How to Use Cohort Analysis to Improve Customer Retention

Cohort analysis is a subset of behavioral analytics that takes the user data and breaks them into related groups for analysis. Let’s understand using cohort analysis with an example of daily cohort of app users.

Acquisition Cohorts – Finding Problem Moments in Your App

Revisiting the above daily cohort – which is an acquisition cohort.


One way to visualize this information is to chart out a retention curve, showing the retention of these cohorts over time. The chart makes incredibly easy to infer when users are leaving your product.

This retention curve immediately reflects an important insight – about 75% of the users stop using the app after the 1st day. After that initial large drop, a second brisk drop occurs after 5th day – to under 12%, before the curve starts to level off after 7th day, leaving about 11% of original users still active in the app at day 10.

The above retention curve indicates that users are not getting quickly to the core value of the app, resulting in drop-offs. Hence, it’s evident to improve the on-boarding experience to get the user to the core value as quickly as possible, thereby boosting the retention.

Thus, acquisition cohorts are great for identifying trends and the point when people are churning, but it’s hard to make actionable insights like – to understand why they are leaving – which requires the use of another type of cohorts, behavioral cohorts

Behavioral Cohorts – Discover Which Behaviors Drive Retention

A simple example of behavioral cohort can be – all users who read reviews prior to purchasing a product. This can answer interesting questions, like,
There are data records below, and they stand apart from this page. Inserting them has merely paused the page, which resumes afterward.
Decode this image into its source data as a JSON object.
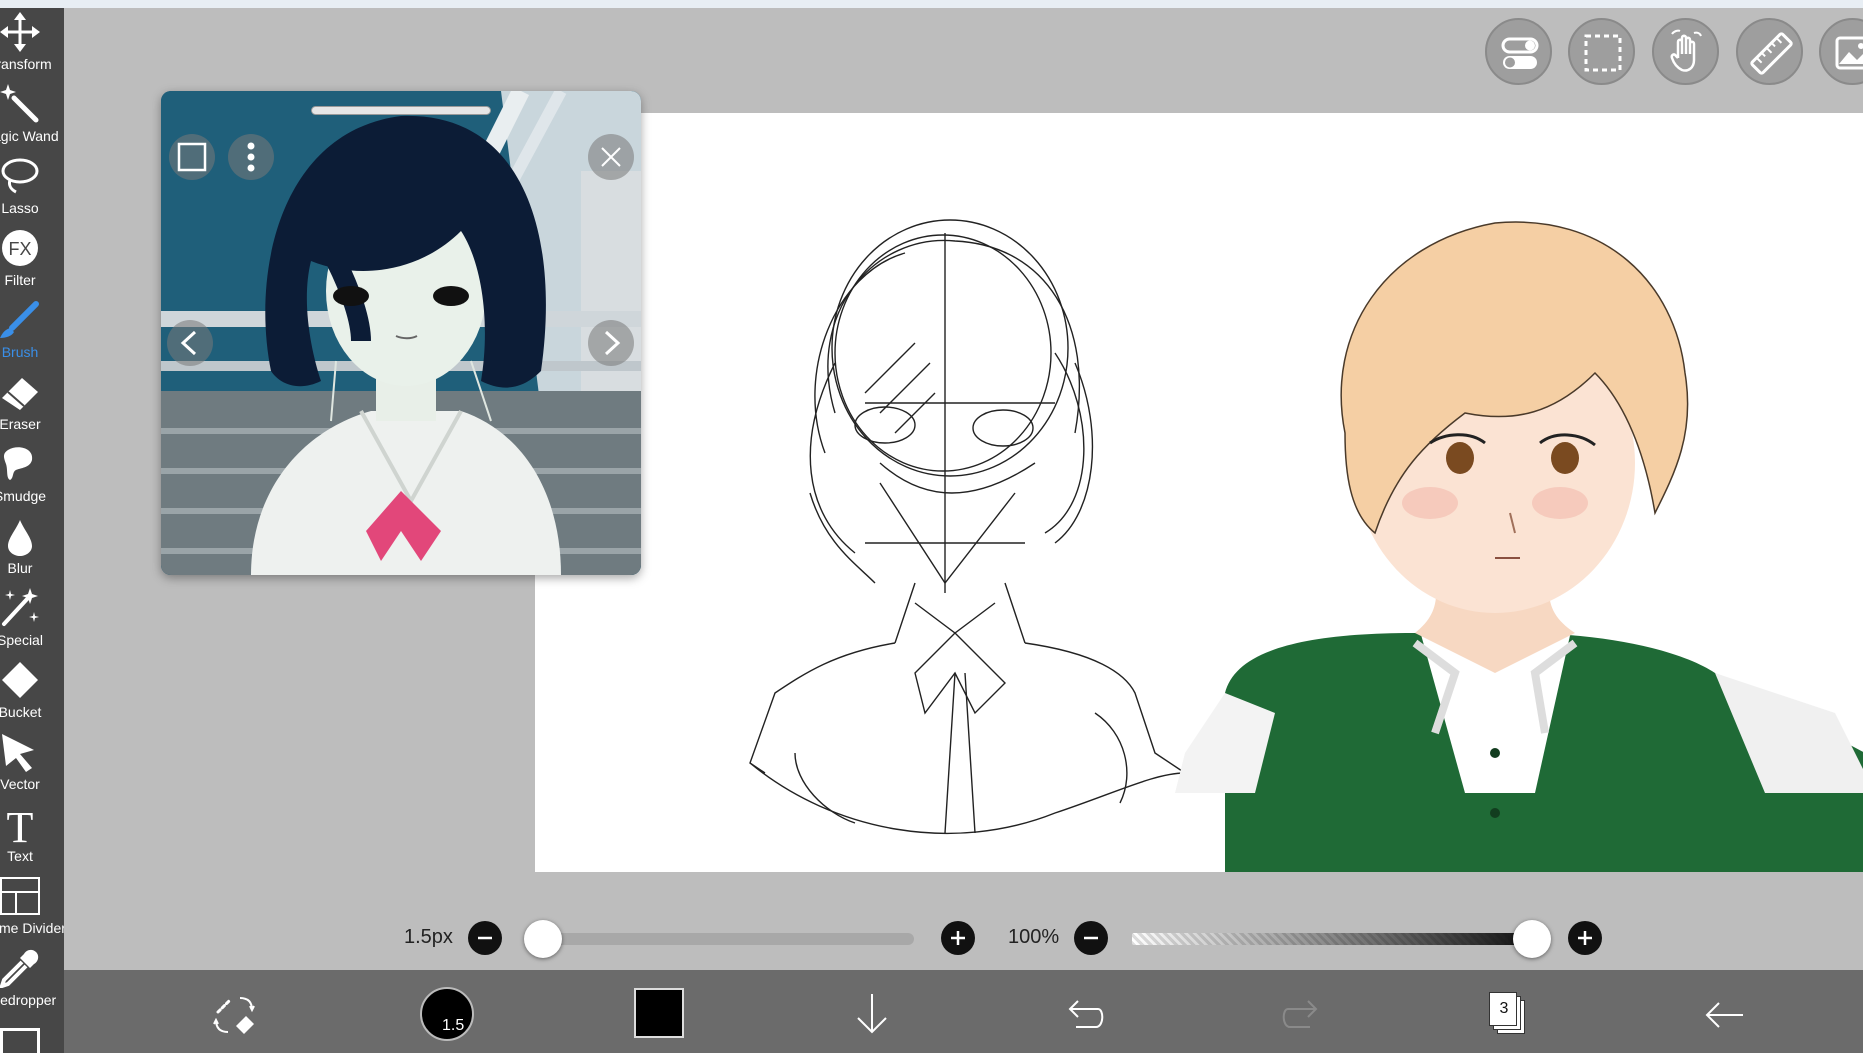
{
  "tools": [
    {
      "label": "Transform",
      "icon": "transform-icon"
    },
    {
      "label": "Magic Wand",
      "icon": "magic-wand-icon"
    },
    {
      "label": "Lasso",
      "icon": "lasso-icon"
    },
    {
      "label": "Filter",
      "icon": "filter-icon"
    },
    {
      "label": "Brush",
      "icon": "brush-icon",
      "active": true
    },
    {
      "label": "Eraser",
      "icon": "eraser-icon"
    },
    {
      "label": "Smudge",
      "icon": "smudge-icon"
    },
    {
      "label": "Blur",
      "icon": "blur-icon"
    },
    {
      "label": "Special",
      "icon": "special-icon"
    },
    {
      "label": "Bucket",
      "icon": "bucket-icon"
    },
    {
      "label": "Vector",
      "icon": "vector-icon"
    },
    {
      "label": "Text",
      "icon": "text-icon"
    },
    {
      "label": "Frame Divider",
      "icon": "frame-divider-icon"
    },
    {
      "label": "Eyedropper",
      "icon": "eyedropper-icon"
    }
  ],
  "filter_glyph": "FX",
  "text_glyph": "T",
  "top_buttons": [
    "toggle-icon",
    "selection-icon",
    "hand-icon",
    "ruler-icon",
    "reference-image-icon"
  ],
  "reference_window": {
    "prev": "<",
    "next": ">"
  },
  "brush_size": {
    "label": "1.5px",
    "value": 1.5,
    "min": 0.1,
    "max": 1000,
    "position_fraction": 0.02
  },
  "opacity": {
    "label": "100%",
    "value": 100
  },
  "bottom_bar": {
    "brush_size_badge": "1.5",
    "primary_color": "#000000",
    "layer_count": "3"
  },
  "colors": {
    "toolbar": "#474747",
    "accent": "#3a8fe8",
    "bottom_bar": "#6b6b6b",
    "workspace": "#bdbdbd"
  }
}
  • Are the users who read reviews have a higher conversion rate than those users who don’t read reviews, or
  • Are the users more engaged – longer sessions, more time in app, fewer drop-offs

An app user, after an app install and / or launch, makes hundreds of decisions and exhibit countless little behaviors that lead towards their decision to stay or go. These behaviors could be anything, like, using core feature Y but not using core feature Z, engaging only with notifications of type X, and so on.
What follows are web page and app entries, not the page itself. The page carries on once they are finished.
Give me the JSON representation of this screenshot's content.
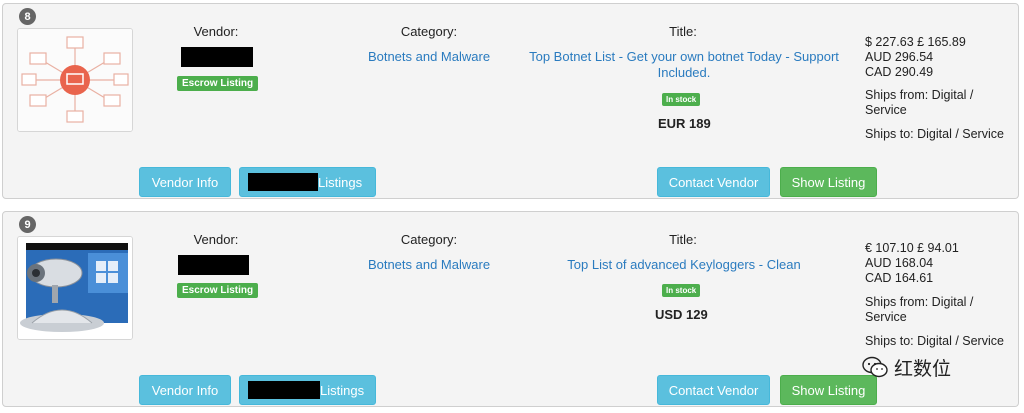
{
  "listings": [
    {
      "rank": "8",
      "vendor_label": "Vendor:",
      "escrow": "Escrow Listing",
      "category_label": "Category:",
      "category": "Botnets and Malware",
      "title_label": "Title:",
      "title": "Top Botnet List - Get your own botnet Today - Support Included.",
      "stock": "In stock",
      "price": "EUR 189",
      "conversions": [
        "$ 227.63 £ 165.89",
        "AUD 296.54",
        "CAD 290.49"
      ],
      "ships_from": "Ships from: Digital / Service",
      "ships_to": "Ships to: Digital / Service",
      "buttons": {
        "vendor_info": "Vendor Info",
        "listings": "Listings",
        "contact": "Contact Vendor",
        "show": "Show Listing"
      }
    },
    {
      "rank": "9",
      "vendor_label": "Vendor:",
      "escrow": "Escrow Listing",
      "category_label": "Category:",
      "category": "Botnets and Malware",
      "title_label": "Title:",
      "title": "Top List of advanced Keyloggers - Clean",
      "stock": "In stock",
      "price": "USD 129",
      "conversions": [
        "€ 107.10 £ 94.01",
        "AUD 168.04",
        "CAD 164.61"
      ],
      "ships_from": "Ships from: Digital / Service",
      "ships_to": "Ships to: Digital / Service",
      "buttons": {
        "vendor_info": "Vendor Info",
        "listings": "Listings",
        "contact": "Contact Vendor",
        "show": "Show Listing"
      }
    }
  ],
  "watermark": "红数位",
  "colors": {
    "link": "#2a7bbf",
    "btn_info": "#5bc0de",
    "btn_success": "#5cb85c",
    "badge": "#666666"
  }
}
Let’s test user’s behavior by comparing retention between below cohorts:

Behavioral Cohorts

Both user segments had the intention to transact on your app. But one user segment chose to proceed with the checkout, the other choose to abandon your app. What you can do to reduce the shopping cart abandonment?

Cohort analysis can get answers to the questions like:

  • When is the best time to re-engage with your users? When is the best time for remarketing?
  • What is the rate of acquisition of new users to maintain (if not increase) your app conversion rate?

From the above retention tables, you can conclude that majority of the users who had abandoned the shopping cart did not engage with the app again, not even 1 day after the acquisition date. So, you have less than 24 hours to re-target them with the new offer and increase the chances of getting revenue.

From this data, you can develop a systematic, quantitative approach to know how users can fall in love with your app – and then make it happen again and again. Also, you can make strategies to increase your retention after ascertaining what works and what doesn’t.


The power of cohort analysis lies in the fact that, it enables not only to view which customers leave and when they leave, but also to understand why the customers leave your app – so that you can fix it. That’s how one can identify how well the users are being retained and also determine the primary factors driving the growth, engagement and revenue for the app.

Read more on visually analyzing the cohort tables with cycle plots